Does Soap Go Bad?
Dreaded Orange Spots and How to Tell if Oil is Rancid
Whether it is due to rancid coconut oil in your recipe, too many wet additives such as fruit purees or fresh botanicals, or just the ravages of time, eventually all soap will develop the dreaded orange spots that show you how to tell if oil is rancid. Does soap expire? Not necessarily. It will remain a good cleanser pretty much indefinitely. But if you’re thinking this is one of the good uses for rancid olive oil, think again. Dreaded Orange Spots, often referred to as DOS, do not always appear alone. Sometimes they are accompanied by an unpleasant odor or a sticky brown film. The brown film rinses away easily, yielding a soap that continues to cleanse and wash away debris, the main functions of soap. It is the smell, when present, that will determine if soap is still useable, not the presence of dreaded orange spots. That’s right — while you wouldn’t want to give it away or sell it, it is perfectly fine to use your spotty soap for personal use if the odor remains pleasant.
Imagine this scenario: you have prepared a fresh, new loaf of your favorite soap recipe. Because you are using a tricky or untested fragrance oil, you have chosen to use the full water amount with no discount. Additionally, you use oils that are nearing their expiration date — waste not, want not. What’s more, you have added one-half cup each of fresh mashed banana and avocado to your recipe. While your soap may look perfect at first, the combination of these various conditions leaves you at very high risk of your soap developing the dreaded orange spots earlier than most other soaps.

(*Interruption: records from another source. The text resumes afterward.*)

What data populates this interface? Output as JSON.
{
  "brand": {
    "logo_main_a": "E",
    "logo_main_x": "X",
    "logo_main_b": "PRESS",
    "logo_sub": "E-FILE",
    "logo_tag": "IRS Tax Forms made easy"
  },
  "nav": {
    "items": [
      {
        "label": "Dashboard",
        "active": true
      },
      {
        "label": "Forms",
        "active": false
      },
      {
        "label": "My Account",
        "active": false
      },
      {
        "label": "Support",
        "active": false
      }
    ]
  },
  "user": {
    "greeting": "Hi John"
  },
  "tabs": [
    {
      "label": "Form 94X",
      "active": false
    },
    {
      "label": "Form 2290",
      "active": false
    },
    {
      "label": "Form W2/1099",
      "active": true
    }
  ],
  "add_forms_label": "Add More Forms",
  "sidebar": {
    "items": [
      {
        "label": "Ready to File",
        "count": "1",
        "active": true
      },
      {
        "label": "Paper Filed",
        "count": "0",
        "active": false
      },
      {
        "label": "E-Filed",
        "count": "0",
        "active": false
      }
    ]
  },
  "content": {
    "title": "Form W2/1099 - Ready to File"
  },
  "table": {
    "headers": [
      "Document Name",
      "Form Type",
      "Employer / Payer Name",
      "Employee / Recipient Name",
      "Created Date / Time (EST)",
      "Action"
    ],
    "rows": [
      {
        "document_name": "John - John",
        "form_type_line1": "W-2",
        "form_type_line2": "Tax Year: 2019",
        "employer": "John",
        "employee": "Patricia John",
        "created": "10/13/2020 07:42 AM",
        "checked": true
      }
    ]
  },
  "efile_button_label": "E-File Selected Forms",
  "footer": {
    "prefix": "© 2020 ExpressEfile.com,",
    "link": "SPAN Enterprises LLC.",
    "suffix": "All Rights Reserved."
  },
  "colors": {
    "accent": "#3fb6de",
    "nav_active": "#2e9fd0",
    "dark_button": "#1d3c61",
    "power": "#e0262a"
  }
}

If you are wondering how to tell if oil is rancid, the answer is simply to smell it. A rancid oil will have a harsh and unpleasant odor. If you were to venture a taste (not recommended!) you would notice a bitter taste that is not present in the fresh oil. The best way to avoid problems such as rancid coconut oil or olive oil in your soap is to make sure your oil is fresh, to begin with. There should be a stamp on the container indicating a “Best By” date, and that matters quite a lot when it comes to preventing the dreaded orange spots.
In addition to using fresh oils for your soap making needs, it is important to pay attention to the rule of thumb for additives. If an additive contains moisture, use it to replace a portion of the water, ounce for ounce, in the recipe. That is, for each ounce of a wet additive such as fruit puree added as soap ingredients, you will reduce the water in the recipe by an ounce. This helps to prevent you from adding too much overall moisture to the soap, which can cause the oils to go rancid more quickly.
Once it is time to cure your soap bars, be sure to store them in a cool, dry location with good air circulation. The sooner you can reduce the excess water in your soap bars, the better it will be for your chances of avoiding dreaded orange spots. Storing your bars naked for the first six weeks is the best way to lose excess water weight. After six weeks, additional water loss is minimal and the soap can safely be wrapped in your preferred manner.
If you use a significantly higher-than-normal superfat (extra fat) amount, something in the range of 15-20 percent, this can also lead to dreaded orange spots. Sometimes, the rancidity shows up as areas of brownish orange stickiness on the surface of the soap. This is also dreaded orange spots in another form, and both forms indicate your oils have gone rancid.
Once your soaps are fully cured, the best way to extend their life is to keep them cool and dry for as long as possible. Coolness will prevent the loss of scent, if any is used. Keeping the soaps out of direct sunlight will prevent fading of the colors and botanicals. And keeping your soaps nice and dry will slow down the process of rancidity in your oils, and will prevent mold on any botanicals you may be using.
As you can see, there are a lot of things that you can do to reduce your chances of developing dreaded orange spots. Managing the little details such as the “Best By” date on your oils, the moisture level of your soap and the amount of superfat (extra fat) used in your recipe can lead you to the best possible outcomes in your soap making. If worse comes to worst, spotted soap that still smells nice can be safely used in your personal supply of soaps.